Wanted: Oil workers
Retiring baby boomers, roaring global economy and focus on information technology are leading to a labor shortage that could squeeze supply.
NEW YORK (CNNMoney.com) -- Quit cutting chemistry class.
That's the advice experts give people wanting to capitalize on the current shortage of highly trained oil industry workers - a shortage that's also expected to delay new oil projects and could drive crude prices even higher over the next few years.
In the next three or four years, there's expected to be a 30 to 40 percent shortage of technical and professional oil workers in the Untied States, according to Damon Beyer of Katzenbach Partners, a Houston-based management consultancy that specializes in the energy sector.
Over a quarter of the industry's highly skilled employees - petroleum engineers, process engineers, geologists, geophysicists and the like - are eligible for retirement in two years, said Beyer.
"It's a real issue," said Beyer. "Success in attracting new people into the work force is limited."
Worldwide, the industry's "people deficit" is expected to reach up to 15 percent by 2010, according to Pritesh Patel, an associate director at Cambridge Energy Research Associates.
Part of this is due to baby boomers leaving the work force, and part is due to the global economic boom that has strained the heavy industry labor market in general.
But oil has its own problems.
During the 1980s, low crude prices forced layoffs throughout the industry. Around the same time, students formerly drawn to basic sciences such as mathematics, chemistry and engineering were enticed into a new, sexier field: Information technology.
"[Oil] wasn't considered the most forefront of fields to be in," said Patel.

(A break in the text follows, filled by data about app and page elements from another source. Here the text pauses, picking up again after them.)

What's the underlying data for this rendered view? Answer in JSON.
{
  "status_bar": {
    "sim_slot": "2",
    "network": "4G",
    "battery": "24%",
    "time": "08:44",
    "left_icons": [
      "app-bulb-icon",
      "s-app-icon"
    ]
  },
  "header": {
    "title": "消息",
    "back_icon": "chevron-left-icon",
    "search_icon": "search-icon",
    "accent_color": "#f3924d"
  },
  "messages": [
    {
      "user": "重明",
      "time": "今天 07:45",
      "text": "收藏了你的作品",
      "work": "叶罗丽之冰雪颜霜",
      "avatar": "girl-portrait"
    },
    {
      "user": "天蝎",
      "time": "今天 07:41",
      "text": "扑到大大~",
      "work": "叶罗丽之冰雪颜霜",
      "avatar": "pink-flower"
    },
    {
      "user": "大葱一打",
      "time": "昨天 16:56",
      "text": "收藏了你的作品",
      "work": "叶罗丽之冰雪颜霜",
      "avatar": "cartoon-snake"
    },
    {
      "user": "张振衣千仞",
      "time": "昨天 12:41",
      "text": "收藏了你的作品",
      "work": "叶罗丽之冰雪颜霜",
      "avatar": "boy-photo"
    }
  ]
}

So now, projects to find and bring new oil to market are delayed as oil firms compete with one another for workers with the competence to bring new, often challenging fields into production. It also means new, less experienced people are designing projects, and errors can be made in the design process that take time to correct before the facility can become operational.
"This could cause some delay in supply reaching markets," he said.
And as anyone who's followed oil markets over the last four years knows, supply concerns factor first and foremost in the minds of traders, who have bid prices to record highs of over $96 a barrel in recent weeks.
The industry is trying to fix the problem.
For starters, salaries are fairly high. Patel said a petroleum engineer typically earns $70,000 to $90,000 a year, right out of school.
Second, there are stronger academic programs in emerging countries, such as India and China, home of many of the new graduates entering the field. Those graduate are closer to most of the new supplies of oil, in places such as Russia, Central Asia and Indonesia.
Beyer sees that as a good thing. "This is a global problem, and it needs to be solved globally."
But even in the United States, he said enrollment at schools specializing in petroleum sciences - such as Texas A&M and Colorado School of Mines - is increasing.
That's also a good thing, as it's fairly difficult to break into these high-skilled, high-paying jobs without studying engineering and then petroleum engineering at the graduate level.
The few exceptions, said Patel, are chemical engineers and process engineers who work at places such as pharmaceutical companies, but he added that demand for engineers is up across all industries.
"Some have switched over, but we're seeing a boom in other areas of the economy as well," he said.
For those not mathematically inclined, he said there is a similar boom going on in demand for skilled trade workers - welders, pipe fitters and such.
And unlike a half decade long stint in graduate school, those programs can typically be completed at your local trade college in six months or a year, with little more than a high school diploma. The median wage for a welder is about $30,000 a year, according to the Labor Department.